Free format text: ASSIGNMENT OF ASSIGNORS INTEREST;ASSIGNOR:HUNSTMAN CORPORATION;REEL/FRAME:007986/0353
Effective date: 19960129
|Aug 8, 1996||AS||Assignment|
Owner name: BANKERS TRUST COMPANY, ILLINOIS
Free format text: SECURITY AGREEMENT;ASSIGNOR:HUNTSMAN PETROCHEMICAL CORPORATION;REEL/FRAME:008067/0311
Effective date: 19960129
|Aug 27, 1996||REMI||Maintenance fee reminder mailed|
|Nov 6, 1996||AS||Assignment|
Owner name: BANKERS TRUST COMPANY, ILLINOIS

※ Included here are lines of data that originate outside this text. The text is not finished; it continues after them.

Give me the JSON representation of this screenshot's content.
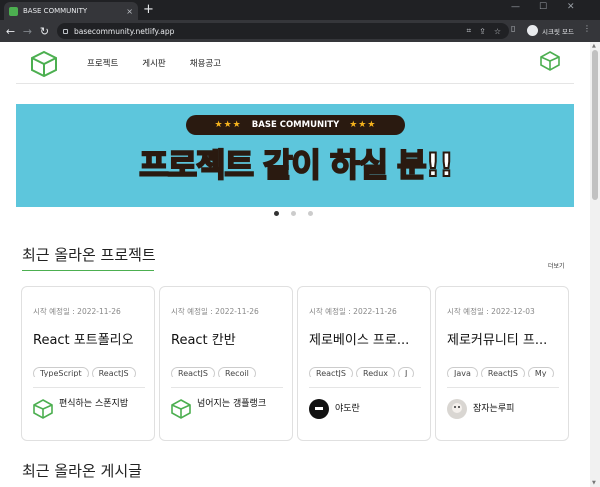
{
  "browser": {
    "tab_title": "BASE COMMUNITY",
    "tab_close": "×",
    "new_tab": "+",
    "url": "basecommunity.netlify.app",
    "incognito_label": "시크릿 모드",
    "win_min": "—",
    "win_max": "☐",
    "win_close": "✕"
  },
  "header": {
    "menu": [
      "프로젝트",
      "게시판",
      "채용공고"
    ]
  },
  "banner": {
    "pill_text": "BASE COMMUNITY",
    "stars": "★★★",
    "headline_highlight": "프로젝트",
    "headline_rest": "같이 하실 분!!"
  },
  "carousel": {
    "count": 3,
    "active": 0
  },
  "projects_section": {
    "title": "최근 올라온 프로젝트",
    "more": "더보기",
    "cards": [
      {
        "date": "시작 예정일 : 2022-11-26",
        "title": "React 포트폴리오",
        "tags": [
          "TypeScript",
          "ReactJS"
        ],
        "author": "편식하는 스폰지밥",
        "avatar": "cube-icon"
      },
      {
        "date": "시작 예정일 : 2022-11-26",
        "title": "React 칸반",
        "tags": [
          "ReactJS",
          "Recoil"
        ],
        "author": "넘어지는 갱플랭크",
        "avatar": "cube-icon"
      },
      {
        "date": "시작 예정일 : 2022-11-26",
        "title": "제로베이스 프로...",
        "tags": [
          "ReactJS",
          "Redux",
          "J"
        ],
        "author": "야도란",
        "avatar": "photo-dark"
      },
      {
        "date": "시작 예정일 : 2022-12-03",
        "title": "제로커뮤니티 프...",
        "tags": [
          "Java",
          "ReactJS",
          "My"
        ],
        "author": "잠자는루피",
        "avatar": "photo-light"
      }
    ]
  },
  "posts_section": {
    "title": "최근 올라온 게시글"
  },
  "colors": {
    "accent": "#4caf50",
    "banner_bg": "#5dc6dc",
    "banner_dark": "#2a1a10",
    "banner_yellow": "#f5b31d"
  }
}
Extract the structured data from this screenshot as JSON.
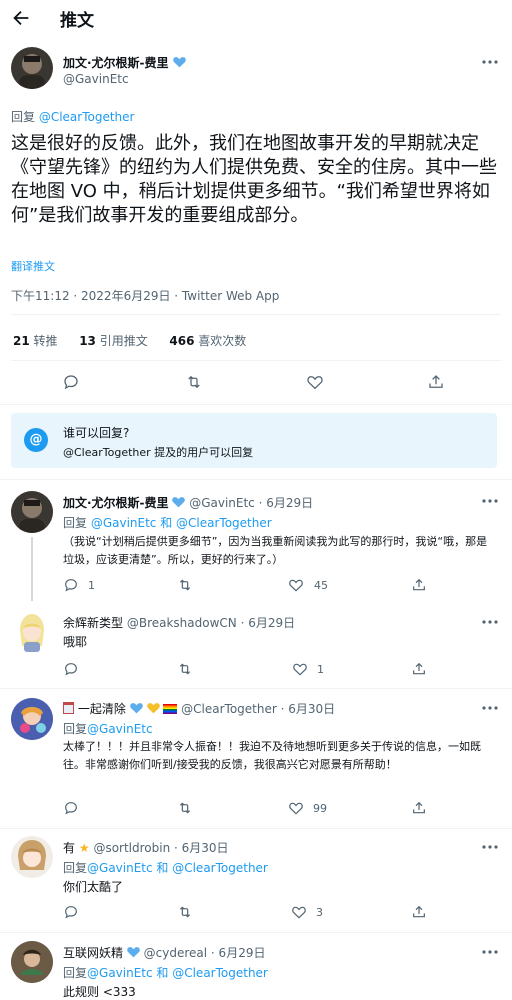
{
  "header": {
    "title": "推文"
  },
  "main_tweet": {
    "author_name": "加文·尤尔根斯-费里",
    "author_handle": "@GavinEtc",
    "reply_prefix": "回复 ",
    "reply_to": "@ClearTogether",
    "body": "这是很好的反馈。此外，我们在地图故事开发的早期就决定《守望先锋》的纽约为人们提供免费、安全的住房。其中一些在地图 VO 中，稍后计划提供更多细节。“我们希望世界将如何”是我们故事开发的重要组成部分。",
    "translate": "翻译推文",
    "meta": "下午11:12 · 2022年6月29日 · Twitter Web App",
    "stats": {
      "retweets_count": "21",
      "retweets_label": "转推",
      "quotes_count": "13",
      "quotes_label": "引用推文",
      "likes_count": "466",
      "likes_label": "喜欢次数"
    }
  },
  "reply_restriction": {
    "title": "谁可以回复?",
    "text": "@ClearTogether 提及的用户可以回复"
  },
  "replies": [
    {
      "name": "加文·尤尔根斯-费里",
      "handle_date": "@GavinEtc · 6月29日",
      "reply_prefix": "回复 ",
      "reply_to": "@GavinEtc 和 @ClearTogether",
      "body": "（我说“计划稍后提供更多细节”，因为当我重新阅读我为此写的那行时，我说“哦，那是垃圾，应该更清楚”。所以，更好的行来了。）",
      "reply_count": "1",
      "retweet_count": "",
      "like_count": "45"
    },
    {
      "name": "余辉新类型",
      "handle_date": "@BreakshadowCN · 6月29日",
      "body": "哦耶",
      "reply_count": "",
      "retweet_count": "",
      "like_count": "1"
    },
    {
      "name": "一起清除",
      "handle_date": "@ClearTogether · 6月30日",
      "reply_prefix": "回复",
      "reply_to": "@GavinEtc",
      "body": "太棒了！！！并且非常令人振奋！！我迫不及待地想听到更多关于传说的信息，一如既往。非常感谢你们听到/接受我的反馈，我很高兴它对愿景有所帮助！",
      "reply_count": "",
      "retweet_count": "",
      "like_count": "99"
    },
    {
      "name": "有",
      "handle_date": "@sortldrobin · 6月30日",
      "reply_prefix": "回复",
      "reply_to": "@GavinEtc 和 @ClearTogether",
      "body": "你们太酷了",
      "reply_count": "",
      "retweet_count": "",
      "like_count": "3"
    },
    {
      "name": "互联网妖精",
      "handle_date": "@cydereal · 6月29日",
      "reply_prefix": "回复",
      "reply_to": "@GavinEtc 和 @ClearTogether",
      "body": "此规则 <333"
    }
  ],
  "colors": {
    "accent": "#1d9bf0",
    "text": "#0f1419",
    "secondary": "#536471",
    "verified": "#1d9bf0"
  }
}
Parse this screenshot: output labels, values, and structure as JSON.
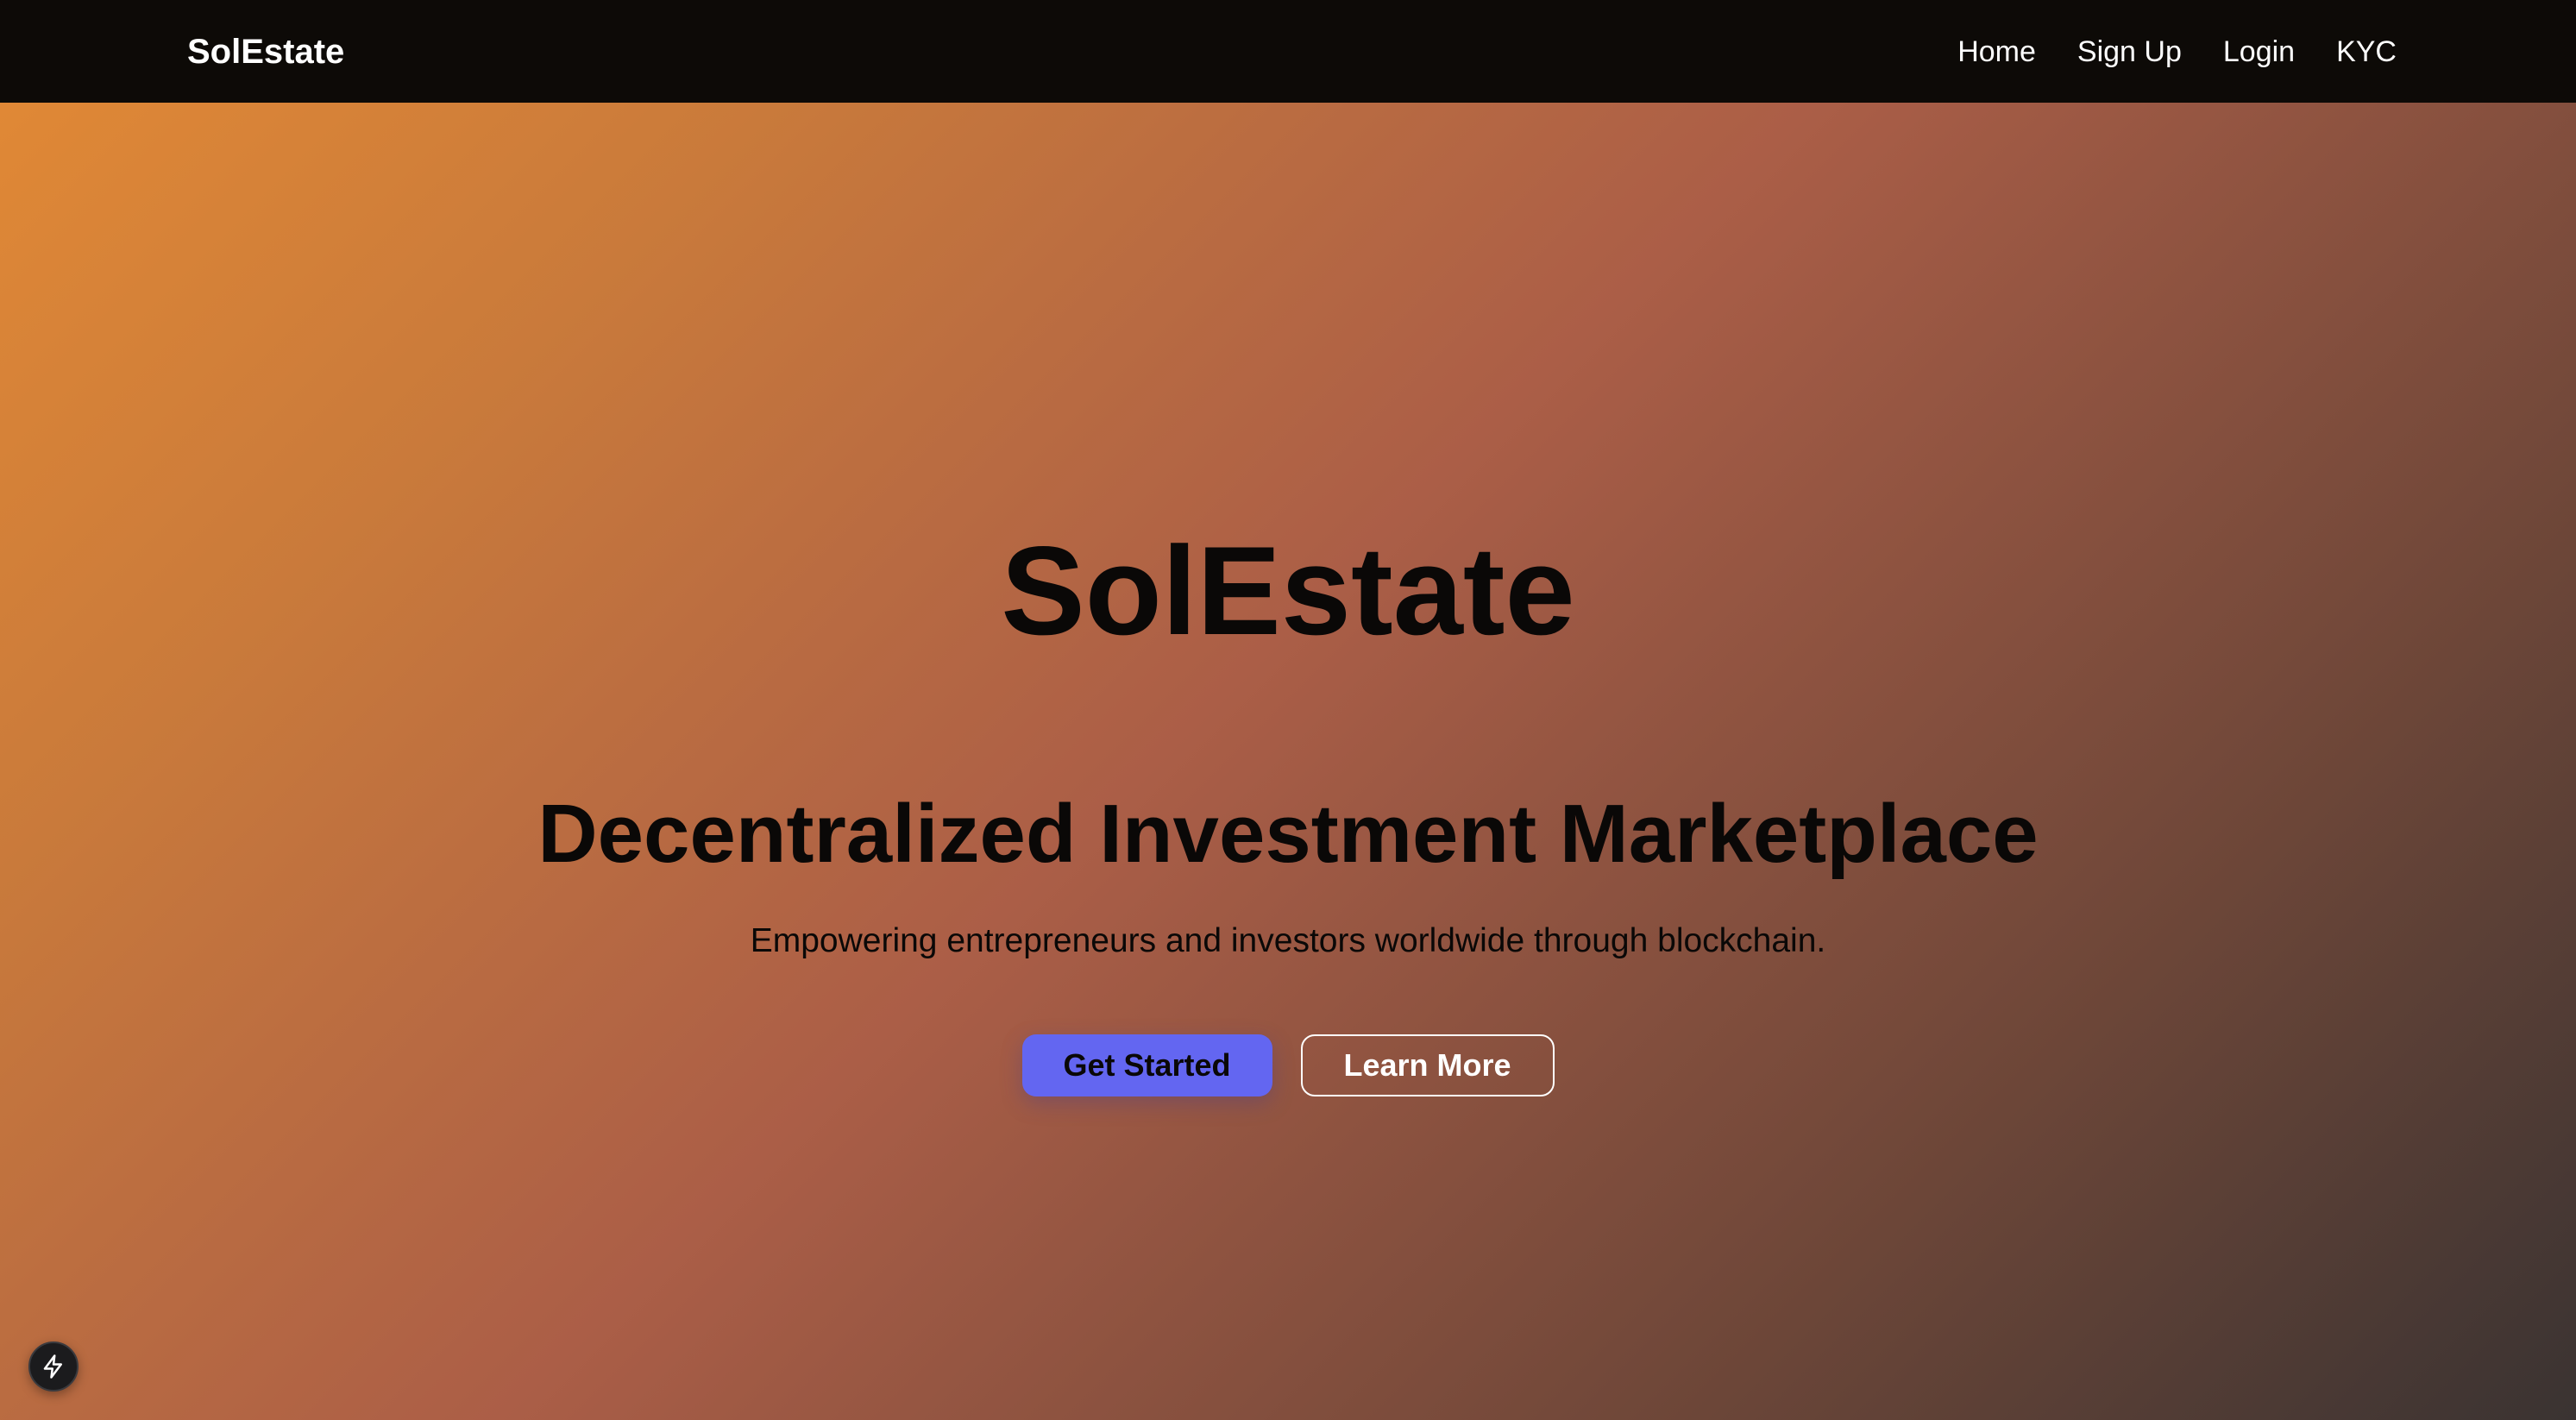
{
  "navbar": {
    "brand": "SolEstate",
    "links": [
      {
        "label": "Home"
      },
      {
        "label": "Sign Up"
      },
      {
        "label": "Login"
      },
      {
        "label": "KYC"
      }
    ]
  },
  "hero": {
    "title": "SolEstate",
    "subtitle": "Decentralized Investment Marketplace",
    "tagline": "Empowering entrepreneurs and investors worldwide through blockchain.",
    "primary_button": "Get Started",
    "secondary_button": "Learn More"
  },
  "floating_button": {
    "icon": "lightning-bolt-icon"
  },
  "colors": {
    "navbar_background": "#0d0a07",
    "gradient_start": "#e38a35",
    "gradient_mid": "#ab5e47",
    "gradient_end": "#3a3332",
    "primary_button": "#6366f1",
    "text_dark": "#0a0807",
    "text_light": "#ffffff"
  }
}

Free format text: SECURITY AGREEMENT;ASSIGNOR:HUNTSMAN PETROCHEMICAL CORPORATION;REEL/FRAME:008209/0244
Effective date: 19961023
Owner name: HUNTSMAN CORPORATION, UTAH
Free format text: RELEASE BY SECURED PARTY;ASSIGNOR:UNITED STATES TRUST COMPANY OF NEW YORK;REEL/FRAME:008209/0119
Effective date: 19960129
|Jan 19, 1997||LAPS||Lapse for failure to pay maintenance fees|
|Apr 1, 1997||FP||Expired due to failure to pay maintenance fee|
Effective date: 19970122